Nistrian also partners with Shower to the People, providing showers, clothes and warm meals twice a week for people who are homeless. When the pandemic closed down in-person instruction in the Northshore School District, Nistrian partnered with her publisher to get Mascot Books, a major publishing company, to donate over 16,000 books to the Northshore region schools to ensure that all students had access to books while the libraries were closed.
When Rami Al-Kabra and his wife chose Bothell as their home 12 years ago, it was because of the city’s affordability. According to Al-Kabra, their reasoning does not ring true anymore. They also moved to Bothell for its high-quality schools and central location.
“I’ve been a community advocate and bridge builder for 20 years,” Al-Kabra said. “I continued to work from the day I moved to Bothell, working very closely with the immigrant-Muslim community to establish our place of worship and to advocate on our behalf to government.”
Al-Kabra co-organized the first-ever March for Black Lives in Bothell following the murder of George Floyd.
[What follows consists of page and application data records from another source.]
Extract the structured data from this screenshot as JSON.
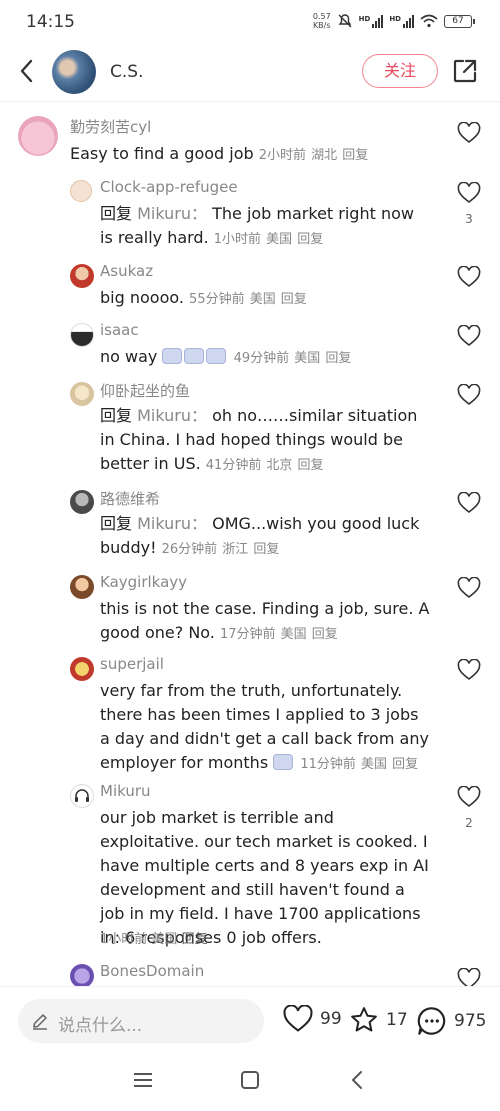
{
  "status_bar": {
    "time": "14:15",
    "net_speed_top": "0.57",
    "net_speed_unit": "KB/s",
    "hd1": "HD",
    "hd2": "HD",
    "battery": "67"
  },
  "header": {
    "username": "C.S.",
    "follow_label": "关注"
  },
  "comments": [
    {
      "author": "勤劳刻苦cyl",
      "text": "Easy to find a good job",
      "time": "2小时前",
      "location": "湖北",
      "reply_label": "回复",
      "likes": ""
    },
    {
      "author": "Clock-app-refugee",
      "reply_prefix": "回复",
      "mention": "Mikuru：",
      "text": "The job market right now is really hard.",
      "time": "1小时前",
      "location": "美国",
      "reply_label": "回复",
      "likes": "3"
    },
    {
      "author": "Asukaz",
      "text": "big noooo.",
      "time": "55分钟前",
      "location": "美国",
      "reply_label": "回复",
      "likes": ""
    },
    {
      "author": "isaac",
      "text": "no way",
      "time": "49分钟前",
      "location": "美国",
      "reply_label": "回复",
      "likes": ""
    },
    {
      "author": "仰卧起坐的鱼",
      "reply_prefix": "回复",
      "mention": "Mikuru：",
      "text": "oh no……similar situation in China. I had hoped things would be better in US.",
      "time": "41分钟前",
      "location": "北京",
      "reply_label": "回复",
      "likes": ""
    },
    {
      "author": "路德维希",
      "reply_prefix": "回复",
      "mention": "Mikuru：",
      "text": "OMG...wish you good luck buddy!",
      "time": "26分钟前",
      "location": "浙江",
      "reply_label": "回复",
      "likes": ""
    },
    {
      "author": "Kaygirlkayy",
      "text": "this is not the case. Finding a job, sure. A good one? No.",
      "time": "17分钟前",
      "location": "美国",
      "reply_label": "回复",
      "likes": ""
    },
    {
      "author": "superjail",
      "text": "very far from the truth, unfortunately. there has been times I applied to 3 jobs a day and didn't get a call back from any employer for months",
      "time": "11分钟前",
      "location": "美国",
      "reply_label": "回复",
      "likes": ""
    },
    {
      "author": "Mikuru",
      "text": "our job market is terrible and exploitative. our tech market is cooked. I have multiple certs and 8 years exp in AI development and still haven't found a job in my field. I have 1700 applications in: 6 responses 0 job offers.",
      "time": "1小时前",
      "location": "美国",
      "reply_label": "回复",
      "likes": "2"
    },
    {
      "author": "BonesDomain",
      "likes": ""
    }
  ],
  "bottom_bar": {
    "input_placeholder": "说点什么...",
    "like_count": "99",
    "star_count": "17",
    "comment_count": "975"
  },
  "colors": {
    "accent": "#e94a5d",
    "meta": "#888888"
  }
}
He also co-founded the Black Lives Matter Bothell Run Club, a running and walking community to help ensure that Black community members can enjoy Bothell’s trails. Al-Kabra was a part of establishing Anti-Racist Communities of Bothell and lobbied the Bothell City Council to establish a diversity and equity program.
He’s also recently been appointed to the city’s Landmark and Preservation board.
“I believe that we, as a city, need to bring to light and celebrate the contributions of the Indigenous and Black people who live in the area,” Al-Kabra said.
Al-Kabra immigrated to the United States at 18 years old. His parents believed in the power of education, and Al-Kabra earned an electrical engineering degree as well as a Masters in Business Administration. He and his wife have three children together who have attended various Bothell schools.
People have been priced out of neighboring cities, and Bothell is growing because of that. Bothell has since become more diverse than it once was, according to Al-Kabra, and he is representative of foreign-born Bothell residents.
“One of my tenets is to have a government that is more transparent and be intentional in my outreach to the communities who do not usually interact with government,” Al-Kabra said, “because of whatever their backgrounds are.”
Al-Kabra has many topics he would like to focus on if elected to Bothell City Council. He wants to see a more green city with tree-lined sidewalks and affordable housing. He wants a more inclusive community for not just people with similar backgrounds to his, but people of all backgrounds. Al-Kabra wants to see money put into the parks department and an increase in mental health programming. He supports small businesses starting up and wants to make it easier for them to become a part of the Bothell community.
“We really need to look deep into what are the values of the city,” Al-Kabra said.
Al-Kabra wants to make Bothell a one-stop-shop for everyone. He wants a more walkable city for visitors and residents alike. Most of all, he wants to make it a destination for people to live, work and play in, and he sees the current state of the city as an opportunity to make that vision a reality.
“Uniting efforts is actually better,” Al-Kabra said. “Especially after last year, I felt the need to be on your city council so my voice will be heard firsthand at the decision-making table.”